The Federal Reserve‘s looming attempt to shrink its mammoth portfolio of bonds comes with an ugly track record: Virtually every time the central bank has tried it in the past, recessions have followed.
Over the past several months, the Fed has prepared markets for the upcoming effort to reduce the $4.5 trillion it currently holds of mostly Treasurys and mortgage-backed securities. The balance sheet ballooned as the Fed sought to stimulate the economy out of its financial crisis morass.
The Fed has embarked on six such reduction efforts in the past — in 1921-1922, 1928-1930, 1937, 1941, 1948-1950 and 2000.
Of those episodes, five ended in recession, according to research from Michael Darda, chief economist and market strategist at MKM Partners.

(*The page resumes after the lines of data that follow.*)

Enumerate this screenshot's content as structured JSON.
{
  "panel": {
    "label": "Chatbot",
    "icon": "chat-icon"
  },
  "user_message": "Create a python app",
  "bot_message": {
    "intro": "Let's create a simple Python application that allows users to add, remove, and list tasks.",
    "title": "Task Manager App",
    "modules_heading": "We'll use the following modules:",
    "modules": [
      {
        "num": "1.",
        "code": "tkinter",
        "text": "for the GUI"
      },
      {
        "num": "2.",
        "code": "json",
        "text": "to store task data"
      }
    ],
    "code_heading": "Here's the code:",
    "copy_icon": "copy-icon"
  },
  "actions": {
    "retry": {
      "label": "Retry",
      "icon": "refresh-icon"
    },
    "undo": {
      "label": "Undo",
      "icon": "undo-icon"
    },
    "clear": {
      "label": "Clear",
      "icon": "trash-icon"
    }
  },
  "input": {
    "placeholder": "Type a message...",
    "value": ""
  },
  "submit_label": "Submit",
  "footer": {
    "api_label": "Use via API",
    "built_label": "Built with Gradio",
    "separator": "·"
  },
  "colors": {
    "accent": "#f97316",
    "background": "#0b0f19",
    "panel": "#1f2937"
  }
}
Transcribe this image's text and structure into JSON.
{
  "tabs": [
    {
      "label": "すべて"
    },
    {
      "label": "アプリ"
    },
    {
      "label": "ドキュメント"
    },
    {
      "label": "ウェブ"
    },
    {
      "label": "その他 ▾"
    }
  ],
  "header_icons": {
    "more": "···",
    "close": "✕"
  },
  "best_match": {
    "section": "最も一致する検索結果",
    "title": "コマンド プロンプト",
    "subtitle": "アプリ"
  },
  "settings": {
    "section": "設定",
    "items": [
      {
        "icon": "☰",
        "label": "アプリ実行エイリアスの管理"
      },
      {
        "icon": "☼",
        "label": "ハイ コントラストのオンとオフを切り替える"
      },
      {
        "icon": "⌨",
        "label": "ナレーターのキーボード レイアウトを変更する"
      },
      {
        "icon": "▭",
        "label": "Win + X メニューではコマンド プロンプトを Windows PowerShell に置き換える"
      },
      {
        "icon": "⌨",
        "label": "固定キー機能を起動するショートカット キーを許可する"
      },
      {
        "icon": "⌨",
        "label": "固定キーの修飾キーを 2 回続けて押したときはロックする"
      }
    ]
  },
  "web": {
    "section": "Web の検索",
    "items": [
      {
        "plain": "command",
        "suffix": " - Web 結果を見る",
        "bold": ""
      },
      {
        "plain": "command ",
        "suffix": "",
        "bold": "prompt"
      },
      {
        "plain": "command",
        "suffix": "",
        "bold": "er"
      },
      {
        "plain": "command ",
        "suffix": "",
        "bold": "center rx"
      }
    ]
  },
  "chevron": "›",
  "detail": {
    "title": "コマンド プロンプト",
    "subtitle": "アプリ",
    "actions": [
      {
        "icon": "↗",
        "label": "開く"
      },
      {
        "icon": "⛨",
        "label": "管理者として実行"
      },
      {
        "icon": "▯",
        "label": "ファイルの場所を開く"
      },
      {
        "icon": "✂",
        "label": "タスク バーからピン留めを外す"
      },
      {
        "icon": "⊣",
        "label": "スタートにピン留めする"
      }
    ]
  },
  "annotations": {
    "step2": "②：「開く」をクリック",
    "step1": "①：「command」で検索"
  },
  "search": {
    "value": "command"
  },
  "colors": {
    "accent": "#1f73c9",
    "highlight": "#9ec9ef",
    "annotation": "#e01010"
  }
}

The balance sheet trend mirrors what has happened much of the time when the Fed has tried to raise rates over a prolonged period of time, with 10 of the last 13 tightening cycles ending in recession.
“Moreover, outside of the 1920s and 1930s, there is no precedent for double-digit annual declines in the balance sheet/base that will likely begin to occur late next year,” Darda said in a note.
Indeed, the Fed’s efforts have been unprecedented.
Three rounds of purchases through a program known as quantitative easing or, more colloquially, “money printing,” brought the balance sheet to his level. Recently revealed plans show how the Fed will scale back.
Since it began the balance sheet expansion, the Fed has reinvested the proceeds it gets from bonds each month to keep the size stable. In a program that is expected to be announced in September, the Fed will begin letting a specified size roll off each month and reinvest the rest. The roll-off target will be small and increase quarterly until it reaches $50 billion a month.
Current market expectations are that the Fed will keep rolling off proceeds until the balance sheet hits around $2 trillion to $2.5 trillion, a process that could take four or five years. Fed Chair Janet Yellen likes to say the process will be akin to “watching paint dry” and won’t be disruptive to markets.
However, skeptics question whether it will be so painless.
“Against this historical portrait, a pressing question arises: will credit markets and equity volatility remain quiescent moving into the second half of next year when balance sheet reduction and rate hikes — a double-barreled tightening — begin to move along at full force?” Darda said.
He believes that if the Fed follows a slow trajectory that is mindful of low inflation trends “then we think there will be nothing to worry about.” However, he cautions that the Fed may not have as much room to tighten policy as it thinks.
Markets generally seem to agree with Darda.
While Fed officials have indicated that one more rate hike this year is likely, traders give it just a 45.5 percent chance, according to the CME. Fed funds futures contracts imply a rate by the end of 2018 at 1.45 percent, which point to barely two rate increases between now and the end of next year.
By contrast, Fed projections released in June pointed to four moves during the same period.
Various economists, including a group calling itself Fed Up, are urging policymakers to increase their current inflation target from 2 percent and hold off on further rate hikes.